‘I remember thinking that if I could command such a thing, I should treat it with all the reverence and respect it deserved.’
Many photographers (of my generation) can recall the defining moment when their image first appears on a blank sheet of paper floating in a tray of developer. Ensconced within the womb-like darkroom, all of one’s senses are sharpened; the pleasant gurgling of the water bath, the smell of fixer (not so pleasant), the rhythmic clicking of the timer, the nurturing orange glow of the safe lights. As the image slowly comes to life, it almost seems to possess a spirit, and I remember thinking that if I could command such a thing, I should treat it with all the reverence and respect it deserved.
At the time, I was very aware of carrying on a tradition. In college, I resolved to learn from those who had felt a similar stirring from within. Edward Weston, Minor White, Harry Callahan, Frederick Sommer, Jerry Uelsmann and Aaron Siskind all spoke to me of the power of nature, the mystical unknown and transcendental experience that defies description. Other influences included Whitman, Thoreau and Zen Buddhism.
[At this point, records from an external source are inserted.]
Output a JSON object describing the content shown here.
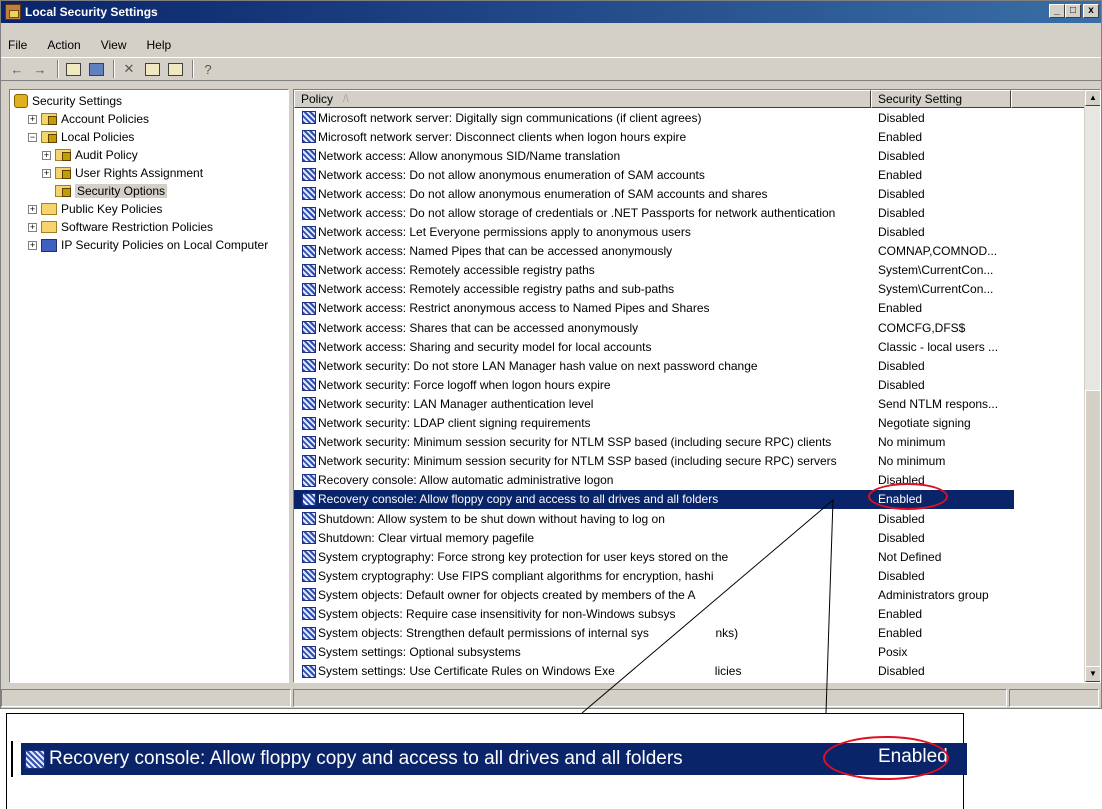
{
  "window": {
    "title": "Local Security Settings",
    "min_label": "_",
    "max_label": "□",
    "close_label": "x"
  },
  "menu": [
    "File",
    "Action",
    "View",
    "Help"
  ],
  "toolbar_icons": [
    "back-arrow-icon",
    "forward-arrow-icon",
    "up-folder-icon",
    "show-hide-tree-icon",
    "delete-icon",
    "properties-icon",
    "export-list-icon",
    "help-icon"
  ],
  "tree": [
    {
      "label": "Security Settings",
      "level": 0,
      "expander": "",
      "icon": "shield"
    },
    {
      "label": "Account Policies",
      "level": 1,
      "expander": "+",
      "icon": "folder-lock"
    },
    {
      "label": "Local Policies",
      "level": 1,
      "expander": "−",
      "icon": "folder-lock"
    },
    {
      "label": "Audit Policy",
      "level": 2,
      "expander": "+",
      "icon": "folder-lock"
    },
    {
      "label": "User Rights Assignment",
      "level": 2,
      "expander": "+",
      "icon": "folder-lock"
    },
    {
      "label": "Security Options",
      "level": 2,
      "expander": "",
      "icon": "folder-lock",
      "selected": true
    },
    {
      "label": "Public Key Policies",
      "level": 1,
      "expander": "+",
      "icon": "folder"
    },
    {
      "label": "Software Restriction Policies",
      "level": 1,
      "expander": "+",
      "icon": "folder"
    },
    {
      "label": "IP Security Policies on Local Computer",
      "level": 1,
      "expander": "+",
      "icon": "netcomp"
    }
  ],
  "columns": {
    "policy": "Policy",
    "sort_indicator": "/\\",
    "setting": "Security Setting"
  },
  "rows": [
    {
      "policy": "Microsoft network server: Digitally sign communications (if client agrees)",
      "setting": "Disabled"
    },
    {
      "policy": "Microsoft network server: Disconnect clients when logon hours expire",
      "setting": "Enabled"
    },
    {
      "policy": "Network access: Allow anonymous SID/Name translation",
      "setting": "Disabled"
    },
    {
      "policy": "Network access: Do not allow anonymous enumeration of SAM accounts",
      "setting": "Enabled"
    },
    {
      "policy": "Network access: Do not allow anonymous enumeration of SAM accounts and shares",
      "setting": "Disabled"
    },
    {
      "policy": "Network access: Do not allow storage of credentials or .NET Passports for network authentication",
      "setting": "Disabled"
    },
    {
      "policy": "Network access: Let Everyone permissions apply to anonymous users",
      "setting": "Disabled"
    },
    {
      "policy": "Network access: Named Pipes that can be accessed anonymously",
      "setting": "COMNAP,COMNOD..."
    },
    {
      "policy": "Network access: Remotely accessible registry paths",
      "setting": "System\\CurrentCon..."
    },
    {
      "policy": "Network access: Remotely accessible registry paths and sub-paths",
      "setting": "System\\CurrentCon..."
    },
    {
      "policy": "Network access: Restrict anonymous access to Named Pipes and Shares",
      "setting": "Enabled"
    },
    {
      "policy": "Network access: Shares that can be accessed anonymously",
      "setting": "COMCFG,DFS$"
    },
    {
      "policy": "Network access: Sharing and security model for local accounts",
      "setting": "Classic - local users ..."
    },
    {
      "policy": "Network security: Do not store LAN Manager hash value on next password change",
      "setting": "Disabled"
    },
    {
      "policy": "Network security: Force logoff when logon hours expire",
      "setting": "Disabled"
    },
    {
      "policy": "Network security: LAN Manager authentication level",
      "setting": "Send NTLM respons..."
    },
    {
      "policy": "Network security: LDAP client signing requirements",
      "setting": "Negotiate signing"
    },
    {
      "policy": "Network security: Minimum session security for NTLM SSP based (including secure RPC) clients",
      "setting": "No minimum"
    },
    {
      "policy": "Network security: Minimum session security for NTLM SSP based (including secure RPC) servers",
      "setting": "No minimum"
    },
    {
      "policy": "Recovery console: Allow automatic administrative logon",
      "setting": "Disabled"
    },
    {
      "policy": "Recovery console: Allow floppy copy and access to all drives and all folders",
      "setting": "Enabled",
      "selected": true
    },
    {
      "policy": "Shutdown: Allow system to be shut down without having to log on",
      "setting": "Disabled"
    },
    {
      "policy": "Shutdown: Clear virtual memory pagefile",
      "setting": "Disabled"
    },
    {
      "policy": "System cryptography: Force strong key protection for user keys stored on the",
      "setting": "Not Defined"
    },
    {
      "policy": "System cryptography: Use FIPS compliant algorithms for encryption, hashi",
      "setting": "Disabled"
    },
    {
      "policy": "System objects: Default owner for objects created by members of the A",
      "setting": "Administrators group"
    },
    {
      "policy": "System objects: Require case insensitivity for non-Windows subsys",
      "setting": "Enabled"
    },
    {
      "policy": "System objects: Strengthen default permissions of internal sys                    nks)",
      "setting": "Enabled"
    },
    {
      "policy": "System settings: Optional subsystems",
      "setting": "Posix"
    },
    {
      "policy": "System settings: Use Certificate Rules on Windows Exe                              licies",
      "setting": "Disabled"
    }
  ],
  "scroll_arrows": {
    "up": "▲",
    "down": "▼"
  },
  "callout": {
    "policy": "Recovery console: Allow floppy copy and access to all drives and all folders",
    "setting": "Enabled"
  },
  "colors": {
    "title_start": "#0a246a",
    "selection": "#0a246a",
    "highlight_ellipse": "#e01020",
    "chrome": "#d4d0c8"
  }
}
I realized that Photography, as a means of expression, could reveal new meanings and new mysteries as well. Later, as I transitioned from the Black & White aesthetic to color, the lyric beauty of Eliot Porter and Ernst Haas drew me in. These formative experiences continue to influence my work today.
‘The result was startling–the roses became suffused with light, and the black background made the effect even more dramatic.’
In 2005, I was thinking about a long delayed project to photograph faded rose petals in a flattened, two-dimensional arrangement. I needed first to set up a table in my studio to photograph them with my 4×5 View Camera. The work was complicated and time consuming, so I put a lot of thought into how I would achieve what I had pictured in my mind. I knew that soft, even lighting would highlight the textures and faithfully reproduce the colors of my subject. This made me wonder what it would be like if I scanned the flowers. I spread a group of faded roses on the scanner glass and made my first scan. The result was startling–the roses became suffused with light, and the black background made the effect even more dramatic. To further enrich the image I made some careful adjustments in Adobe Photoshop to hue, saturation and contrast.
Since this humble beginning I have improved the process by carefully selecting and drying my own flowers and collecting interesting objects on my far ranging walks with our dog “Cricket.” I am continuing to explore the creative potential of this new medium whose unique properties offer so many exciting possibilities.